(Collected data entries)
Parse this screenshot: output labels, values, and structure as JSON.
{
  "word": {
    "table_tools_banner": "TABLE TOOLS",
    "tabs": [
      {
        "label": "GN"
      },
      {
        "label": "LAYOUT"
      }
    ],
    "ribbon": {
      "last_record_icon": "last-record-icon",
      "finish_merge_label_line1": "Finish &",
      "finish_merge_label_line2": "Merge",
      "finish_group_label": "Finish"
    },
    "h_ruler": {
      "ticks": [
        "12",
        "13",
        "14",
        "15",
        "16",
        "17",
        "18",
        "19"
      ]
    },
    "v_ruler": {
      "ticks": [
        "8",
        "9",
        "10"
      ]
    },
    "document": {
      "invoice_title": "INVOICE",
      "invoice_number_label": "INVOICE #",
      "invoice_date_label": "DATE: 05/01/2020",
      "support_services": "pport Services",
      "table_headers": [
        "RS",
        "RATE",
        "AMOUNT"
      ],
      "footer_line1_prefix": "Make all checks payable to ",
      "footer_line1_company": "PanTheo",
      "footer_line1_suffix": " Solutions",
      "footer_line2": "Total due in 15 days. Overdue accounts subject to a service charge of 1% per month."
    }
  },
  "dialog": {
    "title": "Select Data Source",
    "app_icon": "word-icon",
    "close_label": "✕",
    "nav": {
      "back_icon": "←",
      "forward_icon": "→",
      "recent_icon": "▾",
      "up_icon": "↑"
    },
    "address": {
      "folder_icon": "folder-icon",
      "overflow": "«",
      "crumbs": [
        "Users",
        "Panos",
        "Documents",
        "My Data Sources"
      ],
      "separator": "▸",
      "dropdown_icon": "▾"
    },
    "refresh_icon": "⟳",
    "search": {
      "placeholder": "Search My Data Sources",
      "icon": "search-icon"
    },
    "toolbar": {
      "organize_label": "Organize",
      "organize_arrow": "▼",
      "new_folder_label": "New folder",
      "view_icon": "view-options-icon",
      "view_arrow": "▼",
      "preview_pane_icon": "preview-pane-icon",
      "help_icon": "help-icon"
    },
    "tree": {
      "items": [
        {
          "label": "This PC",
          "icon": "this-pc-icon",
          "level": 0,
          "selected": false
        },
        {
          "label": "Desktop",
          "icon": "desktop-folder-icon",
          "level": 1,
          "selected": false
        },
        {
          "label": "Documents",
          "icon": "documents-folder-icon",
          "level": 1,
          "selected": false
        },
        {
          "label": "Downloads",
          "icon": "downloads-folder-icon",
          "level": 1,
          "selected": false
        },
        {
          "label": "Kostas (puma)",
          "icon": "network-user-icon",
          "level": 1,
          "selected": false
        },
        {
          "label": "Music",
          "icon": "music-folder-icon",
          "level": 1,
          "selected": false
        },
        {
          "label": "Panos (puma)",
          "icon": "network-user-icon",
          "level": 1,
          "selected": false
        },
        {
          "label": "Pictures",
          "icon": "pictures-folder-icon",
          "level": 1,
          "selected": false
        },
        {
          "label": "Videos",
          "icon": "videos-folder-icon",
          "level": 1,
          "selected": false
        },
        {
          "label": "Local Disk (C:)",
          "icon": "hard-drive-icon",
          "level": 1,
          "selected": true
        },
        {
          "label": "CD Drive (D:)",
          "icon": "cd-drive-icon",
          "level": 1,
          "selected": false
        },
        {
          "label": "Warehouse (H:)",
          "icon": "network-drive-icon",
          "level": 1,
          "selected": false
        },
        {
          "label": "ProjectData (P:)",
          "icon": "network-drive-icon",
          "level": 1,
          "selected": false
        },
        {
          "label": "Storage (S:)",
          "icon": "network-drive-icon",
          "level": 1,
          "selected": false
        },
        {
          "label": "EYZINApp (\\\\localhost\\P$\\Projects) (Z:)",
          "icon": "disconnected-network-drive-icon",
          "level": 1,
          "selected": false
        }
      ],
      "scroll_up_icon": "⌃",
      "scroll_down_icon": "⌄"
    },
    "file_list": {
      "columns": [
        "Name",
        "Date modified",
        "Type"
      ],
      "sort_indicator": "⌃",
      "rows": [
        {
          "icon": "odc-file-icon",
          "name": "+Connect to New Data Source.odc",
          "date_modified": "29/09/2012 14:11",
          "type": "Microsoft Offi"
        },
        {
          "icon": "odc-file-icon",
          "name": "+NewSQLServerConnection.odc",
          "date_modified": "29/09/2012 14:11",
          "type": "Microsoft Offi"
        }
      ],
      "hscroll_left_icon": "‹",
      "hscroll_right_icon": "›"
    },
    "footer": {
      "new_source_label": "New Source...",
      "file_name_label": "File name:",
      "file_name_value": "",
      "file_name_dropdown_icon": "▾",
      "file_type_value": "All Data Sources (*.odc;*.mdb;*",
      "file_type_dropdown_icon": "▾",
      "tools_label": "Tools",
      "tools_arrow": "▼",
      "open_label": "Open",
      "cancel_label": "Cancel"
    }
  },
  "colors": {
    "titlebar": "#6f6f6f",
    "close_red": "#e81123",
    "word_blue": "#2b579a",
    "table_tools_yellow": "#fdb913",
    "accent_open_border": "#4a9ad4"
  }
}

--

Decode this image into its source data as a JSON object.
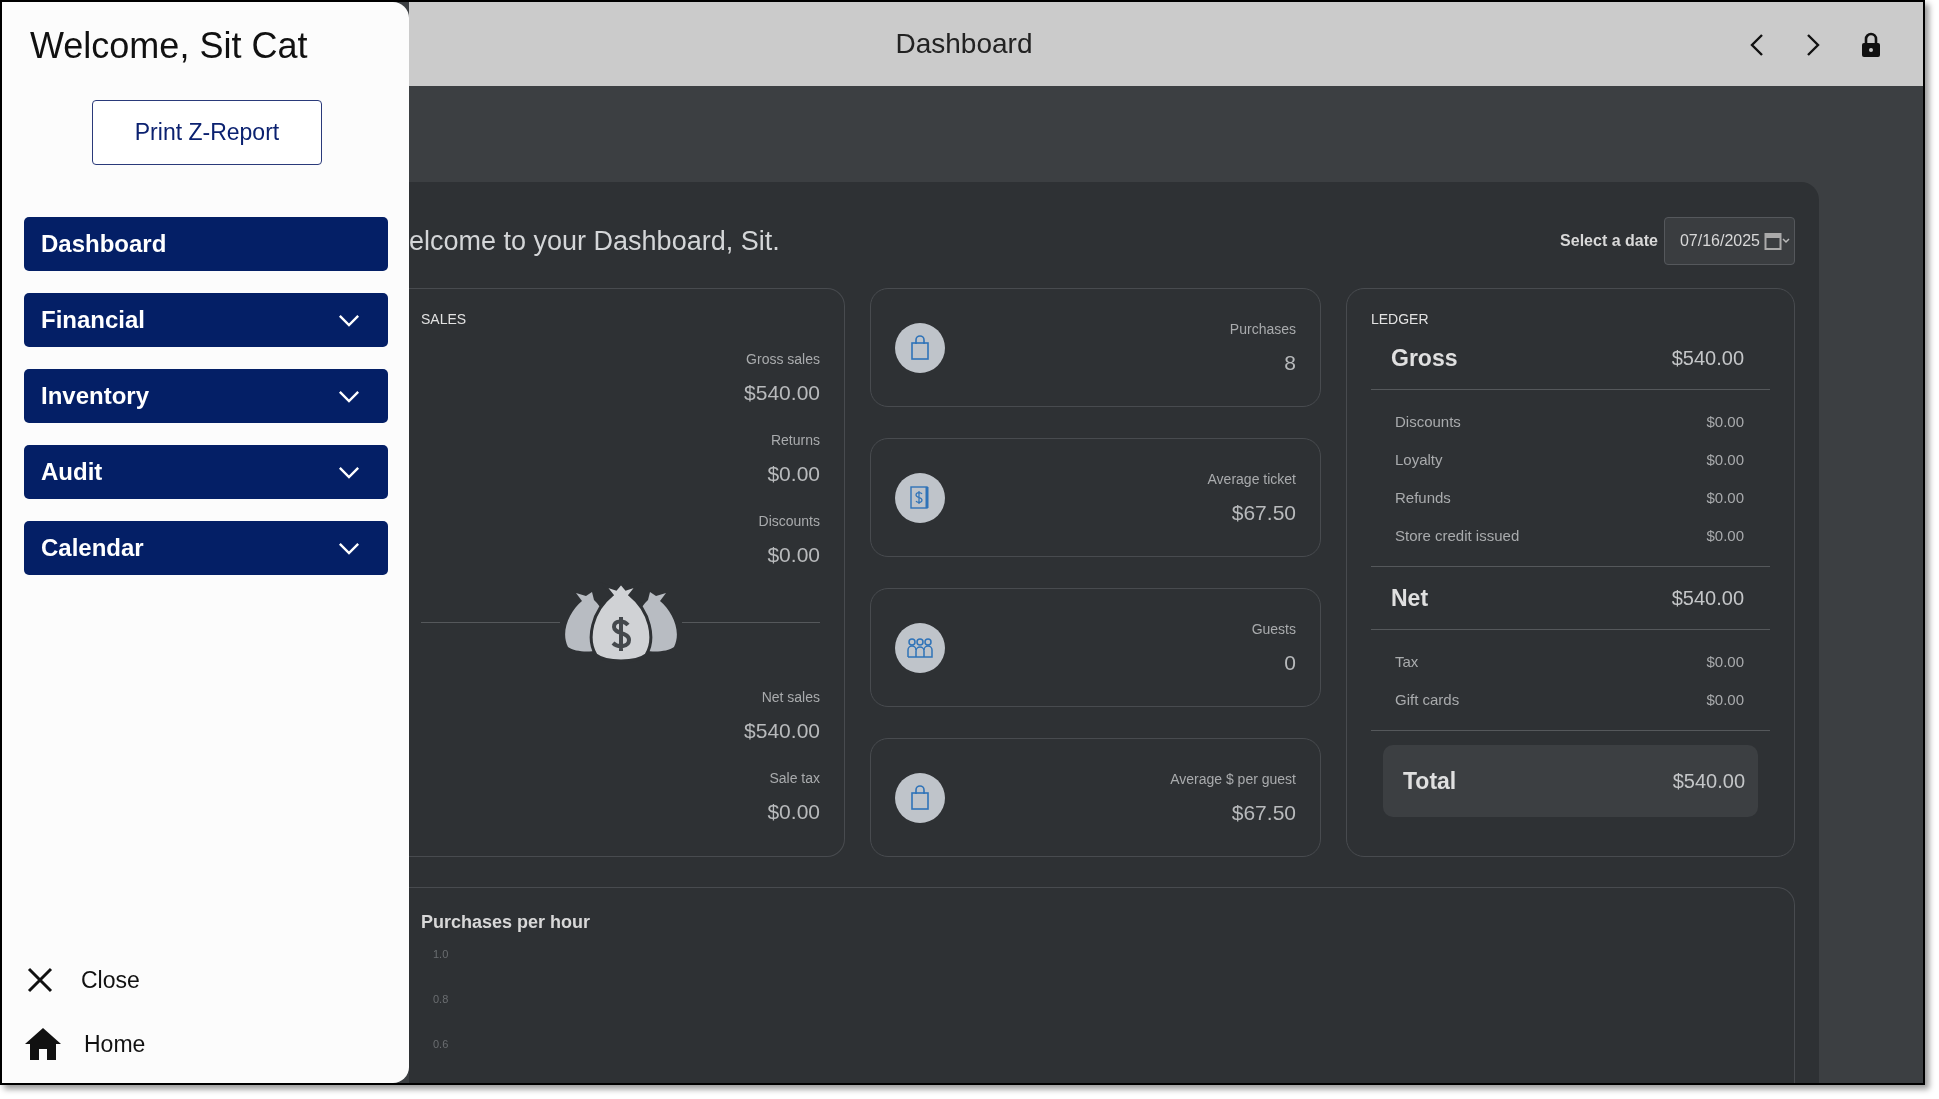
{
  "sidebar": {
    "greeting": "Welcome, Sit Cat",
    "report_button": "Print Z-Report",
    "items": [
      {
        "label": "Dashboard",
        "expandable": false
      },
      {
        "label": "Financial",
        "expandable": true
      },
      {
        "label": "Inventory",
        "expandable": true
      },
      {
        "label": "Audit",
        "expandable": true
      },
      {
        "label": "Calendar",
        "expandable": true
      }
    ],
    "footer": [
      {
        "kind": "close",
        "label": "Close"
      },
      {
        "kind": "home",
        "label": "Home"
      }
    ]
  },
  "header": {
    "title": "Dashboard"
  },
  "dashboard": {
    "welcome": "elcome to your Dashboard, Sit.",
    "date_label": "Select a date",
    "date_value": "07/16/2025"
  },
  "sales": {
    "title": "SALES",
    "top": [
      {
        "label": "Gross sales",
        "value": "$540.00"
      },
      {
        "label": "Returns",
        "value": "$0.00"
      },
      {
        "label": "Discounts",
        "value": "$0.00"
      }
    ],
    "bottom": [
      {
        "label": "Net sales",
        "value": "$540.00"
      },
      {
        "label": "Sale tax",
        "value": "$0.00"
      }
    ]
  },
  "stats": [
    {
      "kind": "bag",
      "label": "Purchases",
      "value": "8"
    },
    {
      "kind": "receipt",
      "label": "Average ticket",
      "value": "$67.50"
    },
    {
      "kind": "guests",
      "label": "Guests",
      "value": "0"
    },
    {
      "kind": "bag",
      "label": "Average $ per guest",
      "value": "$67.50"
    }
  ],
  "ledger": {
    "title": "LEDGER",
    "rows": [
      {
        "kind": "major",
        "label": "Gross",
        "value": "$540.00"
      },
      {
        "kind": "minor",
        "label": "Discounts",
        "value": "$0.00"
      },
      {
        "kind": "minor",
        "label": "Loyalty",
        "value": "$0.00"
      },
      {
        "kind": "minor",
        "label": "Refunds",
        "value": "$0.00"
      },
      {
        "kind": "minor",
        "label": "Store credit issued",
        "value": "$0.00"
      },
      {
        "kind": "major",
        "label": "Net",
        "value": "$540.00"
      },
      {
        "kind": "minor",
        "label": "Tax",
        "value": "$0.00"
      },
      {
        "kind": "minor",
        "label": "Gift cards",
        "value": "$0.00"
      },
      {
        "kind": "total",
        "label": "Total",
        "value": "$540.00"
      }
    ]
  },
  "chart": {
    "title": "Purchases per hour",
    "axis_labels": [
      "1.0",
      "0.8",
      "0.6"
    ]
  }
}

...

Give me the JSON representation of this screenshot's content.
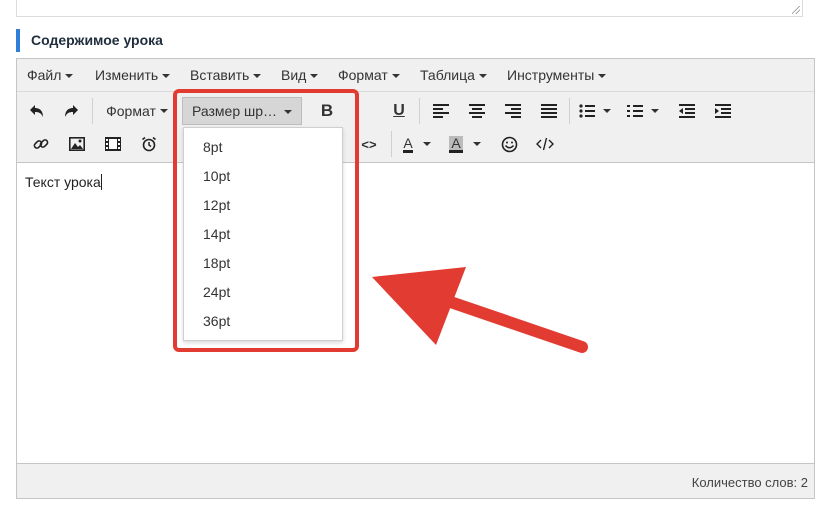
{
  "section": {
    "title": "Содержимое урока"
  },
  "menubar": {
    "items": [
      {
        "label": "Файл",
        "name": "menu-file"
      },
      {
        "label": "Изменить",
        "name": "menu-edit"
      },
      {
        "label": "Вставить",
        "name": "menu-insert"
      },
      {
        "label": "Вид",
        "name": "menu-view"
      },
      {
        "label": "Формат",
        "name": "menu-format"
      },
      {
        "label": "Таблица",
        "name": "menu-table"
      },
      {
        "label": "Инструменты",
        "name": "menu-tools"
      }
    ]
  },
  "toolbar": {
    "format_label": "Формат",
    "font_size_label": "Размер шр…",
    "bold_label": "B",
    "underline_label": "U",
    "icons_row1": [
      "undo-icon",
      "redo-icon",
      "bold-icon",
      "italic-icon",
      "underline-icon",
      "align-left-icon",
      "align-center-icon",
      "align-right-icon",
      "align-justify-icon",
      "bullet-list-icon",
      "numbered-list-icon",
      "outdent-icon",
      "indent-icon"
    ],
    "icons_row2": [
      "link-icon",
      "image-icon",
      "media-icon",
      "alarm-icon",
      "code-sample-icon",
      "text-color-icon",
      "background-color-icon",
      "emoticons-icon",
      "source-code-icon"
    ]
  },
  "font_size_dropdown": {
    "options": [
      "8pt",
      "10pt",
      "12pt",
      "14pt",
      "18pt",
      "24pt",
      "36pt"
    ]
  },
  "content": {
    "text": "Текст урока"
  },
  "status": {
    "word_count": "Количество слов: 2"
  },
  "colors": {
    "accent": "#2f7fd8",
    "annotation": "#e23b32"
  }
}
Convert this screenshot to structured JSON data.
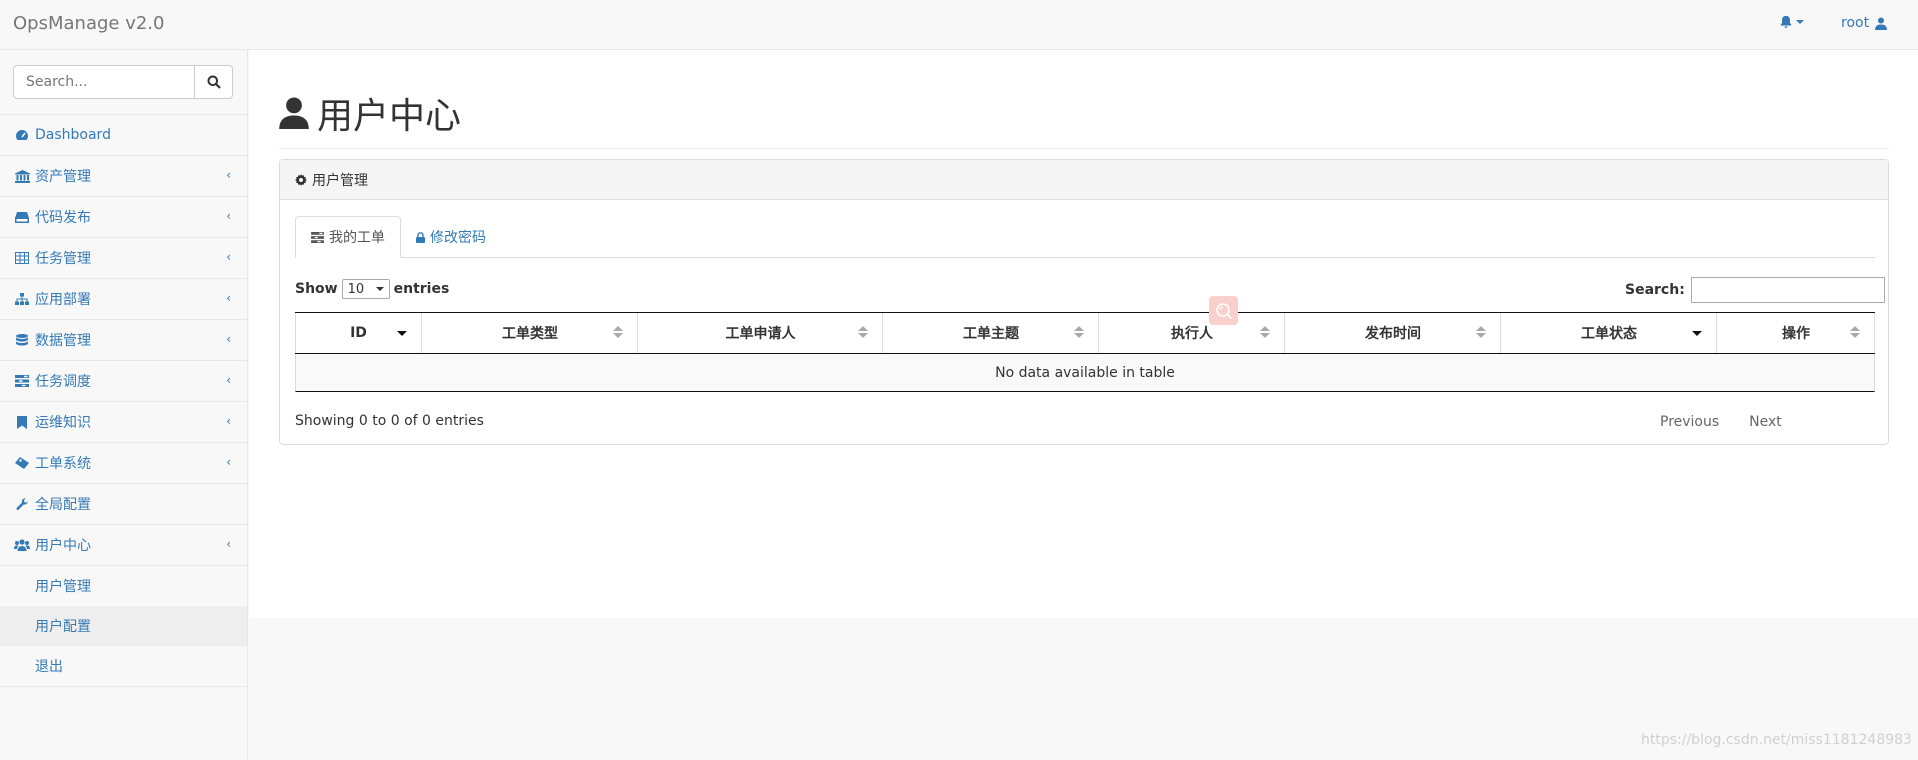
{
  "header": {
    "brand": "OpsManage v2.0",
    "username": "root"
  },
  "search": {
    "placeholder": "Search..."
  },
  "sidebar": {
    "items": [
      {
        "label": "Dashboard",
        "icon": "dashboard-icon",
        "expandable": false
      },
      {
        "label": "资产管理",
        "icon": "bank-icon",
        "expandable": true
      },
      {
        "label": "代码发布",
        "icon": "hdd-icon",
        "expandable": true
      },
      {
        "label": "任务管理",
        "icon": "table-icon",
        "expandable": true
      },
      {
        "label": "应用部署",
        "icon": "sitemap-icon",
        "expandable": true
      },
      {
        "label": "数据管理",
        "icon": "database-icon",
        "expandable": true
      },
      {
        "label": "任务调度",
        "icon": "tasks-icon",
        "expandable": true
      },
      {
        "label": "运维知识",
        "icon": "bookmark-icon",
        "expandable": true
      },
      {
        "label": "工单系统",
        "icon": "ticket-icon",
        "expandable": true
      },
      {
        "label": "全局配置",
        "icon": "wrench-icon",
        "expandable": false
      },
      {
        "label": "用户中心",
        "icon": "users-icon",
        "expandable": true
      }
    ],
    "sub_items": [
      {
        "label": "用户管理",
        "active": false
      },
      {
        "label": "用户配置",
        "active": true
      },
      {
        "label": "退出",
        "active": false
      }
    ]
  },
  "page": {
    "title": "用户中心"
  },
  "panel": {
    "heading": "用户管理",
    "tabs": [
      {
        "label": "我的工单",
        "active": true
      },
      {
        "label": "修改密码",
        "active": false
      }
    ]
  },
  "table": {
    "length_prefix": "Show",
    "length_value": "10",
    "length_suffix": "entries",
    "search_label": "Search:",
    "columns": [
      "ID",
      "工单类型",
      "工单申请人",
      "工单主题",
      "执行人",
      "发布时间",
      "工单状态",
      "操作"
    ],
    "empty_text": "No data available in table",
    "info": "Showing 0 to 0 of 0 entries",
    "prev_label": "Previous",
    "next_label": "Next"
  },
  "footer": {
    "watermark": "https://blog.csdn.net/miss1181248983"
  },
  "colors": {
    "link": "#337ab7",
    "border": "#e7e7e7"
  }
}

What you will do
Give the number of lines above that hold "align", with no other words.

Expected answer
4